Some of the Biggest Home Buying Mistakes to Avoid
Purchasing your home is a huge deal, but each and every circumstance is different. There are probably well over a hundred mistakes you can easily make while going through the Home Buying Process, but none are more foolproof than these: Lying and lack of understanding.
Don't Let the Lender Catch You With Your Pants on Fire!
It should go without saying that lying on your home loan applications or on documents for the bank is one of the easiest ways to be shut down. Not only can you face legal charges, but it can irrevocably hurt your chances of qualifying. Additionally, lying to yourself, and accepting a loan that you know you can’t pay back is equally as bad.
This is the Worst Thing About of Being Dishonest
Taking on too much of a financial burden will almost always end badly. The frustrating part of this mistake is that it can be easily avoided and the only one to blame is yourself. The best way to avoid this is to have a clear understanding of what you can afford to borrow. Know your budget, find out your credit score, when applying for a mortgage ask your lender to show you an estimated amortization schedule of your #loan.
Research the Home Buying Process and Your Situation
No one should be signing legally binding documents without first and foremost understanding what they’re agreeing to. Remember, banks are businesses (and not always ethical ones) so you have to advocate for yourself.
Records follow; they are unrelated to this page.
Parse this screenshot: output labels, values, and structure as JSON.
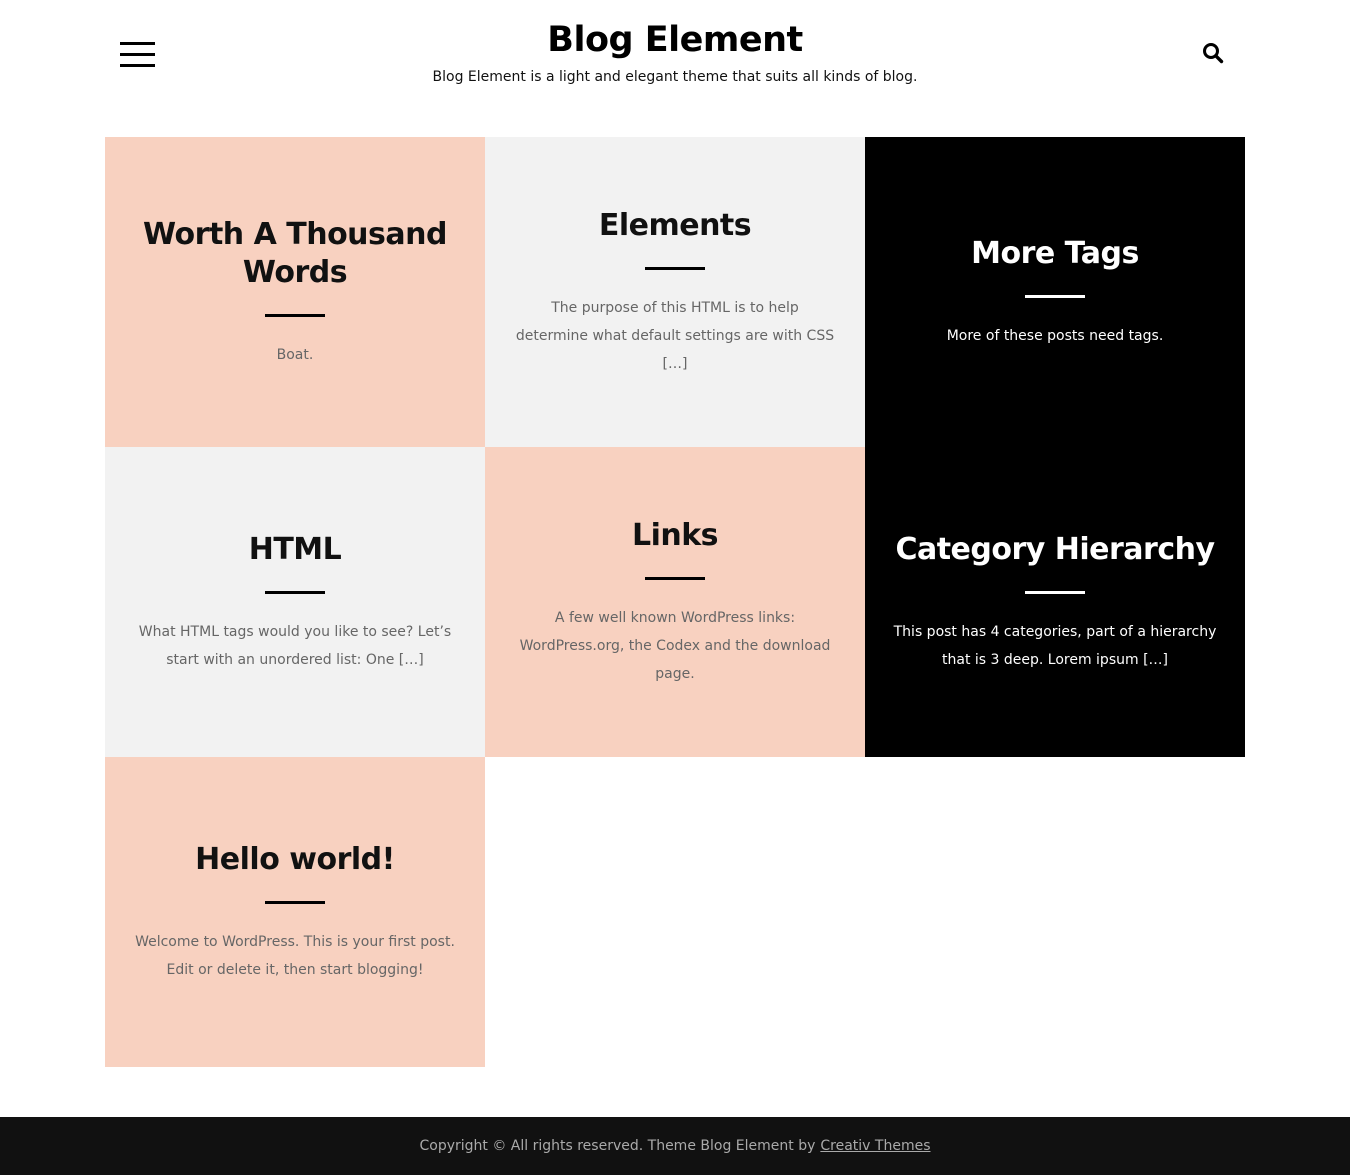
{
  "site": {
    "title": "Blog Element",
    "description": "Blog Element is a light and elegant theme that suits all kinds of blog."
  },
  "header": {
    "menu_icon": "hamburger-menu-icon",
    "search_icon": "search-icon"
  },
  "posts": [
    {
      "title": "Worth A Thousand Words",
      "excerpt": "Boat.",
      "color": "#f8d1c0"
    },
    {
      "title": "Elements",
      "excerpt": "The purpose of this HTML is to help determine what default settings are with CSS […]",
      "color": "#f2f2f2"
    },
    {
      "title": "More Tags",
      "excerpt": "More of these posts need tags.",
      "color": "#000000"
    },
    {
      "title": "HTML",
      "excerpt": "What HTML tags would you like to see? Let’s start with an unordered list: One […]",
      "color": "#f2f2f2"
    },
    {
      "title": "Links",
      "excerpt": "A few well known WordPress links: WordPress.org, the Codex and the download page.",
      "color": "#f8d1c0"
    },
    {
      "title": "Category Hierarchy",
      "excerpt": "This post has 4 categories, part of a hierarchy that is 3 deep. Lorem ipsum […]",
      "color": "#000000"
    },
    {
      "title": "Hello world!",
      "excerpt": "Welcome to WordPress. This is your first post. Edit or delete it, then start blogging!",
      "color": "#f8d1c0"
    }
  ],
  "footer": {
    "copyright": "Copyright © All rights reserved. Theme Blog Element by",
    "link_text": "Creativ Themes"
  }
}
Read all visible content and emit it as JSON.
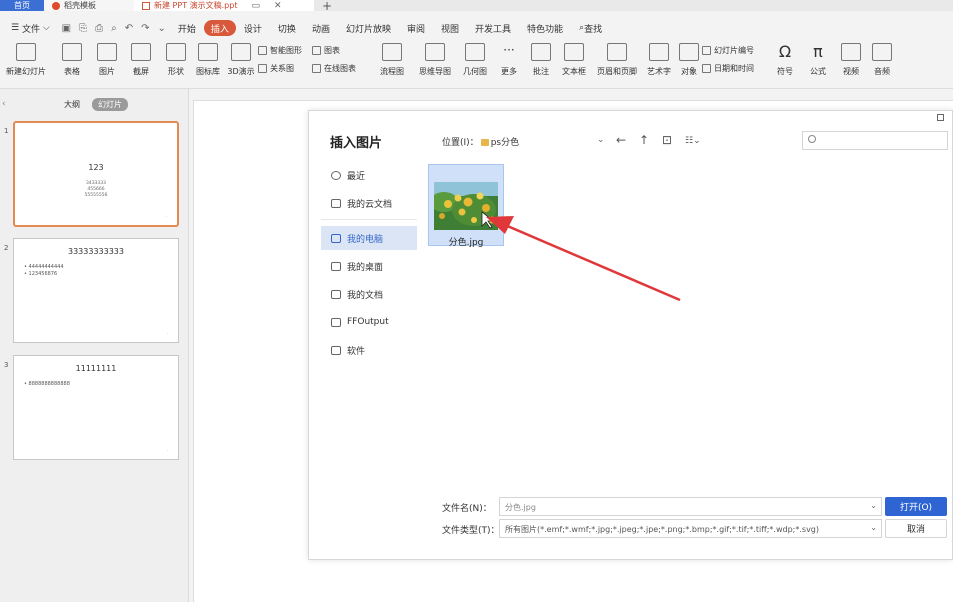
{
  "tabs": {
    "home": "首页",
    "template": "稻壳模板",
    "document": "新建 PPT 演示文稿.ppt",
    "new_tab": "+"
  },
  "menu": {
    "file": "文件",
    "items": [
      "开始",
      "插入",
      "设计",
      "切换",
      "动画",
      "幻灯片放映",
      "审阅",
      "视图",
      "开发工具",
      "特色功能"
    ],
    "active": "插入",
    "search": "查找"
  },
  "ribbon": {
    "new_slide": "新建幻灯片",
    "table": "表格",
    "picture": "图片",
    "screenshot": "截屏",
    "shape": "形状",
    "icon_lib": "图标库",
    "demo_3d": "3D演示",
    "smart_shape": "智能图形",
    "relation": "关系图",
    "chart": "图表",
    "online_chart": "在线图表",
    "flowchart": "流程图",
    "mindmap": "思维导图",
    "geometry": "几何图",
    "more": "更多",
    "comment": "批注",
    "textbox": "文本框",
    "header_footer": "页眉和页脚",
    "wordart": "艺术字",
    "object": "对象",
    "slide_number": "幻灯片编号",
    "date_time": "日期和时间",
    "symbol": "符号",
    "formula": "公式",
    "video": "视频",
    "audio": "音频"
  },
  "left_panel": {
    "outline_tab": "大纲",
    "slides_tab": "幻灯片",
    "slides": [
      {
        "num": "1",
        "title": "123",
        "lines": [
          "3433333",
          "455666",
          "55555556"
        ]
      },
      {
        "num": "2",
        "title": "33333333333",
        "bullets": [
          "• 44444444444",
          "• 123456876"
        ]
      },
      {
        "num": "3",
        "title": "11111111",
        "bullets": [
          "• 8888888888888"
        ]
      }
    ]
  },
  "dialog": {
    "title": "插入图片",
    "location_label": "位置(I)：",
    "location_value": "ps分色",
    "search_placeholder": "",
    "nav": [
      "最近",
      "我的云文档",
      "我的电脑",
      "我的桌面",
      "我的文档",
      "FFOutput",
      "软件"
    ],
    "active_nav": "我的电脑",
    "file_name": "分色.jpg",
    "filename_label": "文件名(N)：",
    "filename_value": "分色.jpg",
    "filetype_label": "文件类型(T)：",
    "filetype_value": "所有图片(*.emf;*.wmf;*.jpg;*.jpeg;*.jpe;*.png;*.bmp;*.gif;*.tif;*.tiff;*.wdp;*.svg)",
    "open_button": "打开(O)",
    "cancel_button": "取消"
  },
  "colors": {
    "accent": "#d9573a",
    "primary_button": "#2f64d3",
    "selection": "#cfe0f8",
    "annotation_arrow": "#e0383a"
  }
}
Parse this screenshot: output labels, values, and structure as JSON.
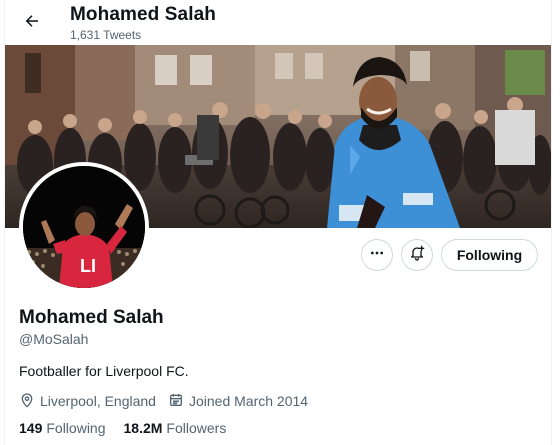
{
  "header": {
    "name": "Mohamed Salah",
    "tweet_count": "1,631 Tweets"
  },
  "profile": {
    "name": "Mohamed Salah",
    "handle": "@MoSalah",
    "bio": "Footballer for Liverpool FC.",
    "location": "Liverpool, England",
    "joined": "Joined March 2014",
    "following_count": "149",
    "following_label": "Following",
    "followers_count": "18.2M",
    "followers_label": "Followers"
  },
  "actions": {
    "follow_button_label": "Following"
  },
  "avatar": {
    "jersey_text": "LI"
  },
  "colors": {
    "text_primary": "#0f1419",
    "text_secondary": "#536471",
    "border": "#cfd9de",
    "jacket": "#3d8fd6",
    "jersey": "#d7263d"
  },
  "icons": {
    "back": "arrow-left-icon",
    "more": "more-horizontal-icon",
    "notify": "bell-plus-icon",
    "location": "location-pin-icon",
    "calendar": "calendar-icon"
  }
}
If you don’t understand what certain terms mean or a fee schedule is found confusing, it is up to you to seek clarification, either by asking your lender
or by doing your own research.
ConclusionBuying a home
can be a very emotional process. Instead of getting caught up in everything that can go wrong, or being swept away by the whirlwind of finding your dream home, take a minute to adjust to the process. Mistakes in the home buying process can be costly, but -- as we have mentioned before -- these common mistakes can often be shuffled into to distinct categories; lying and lack of understanding. Ask yourself throughout the process: Am I being truthful (whether intentional or not) about my financial situation and my needs? Do I understand all the facets of what I am about to agree too?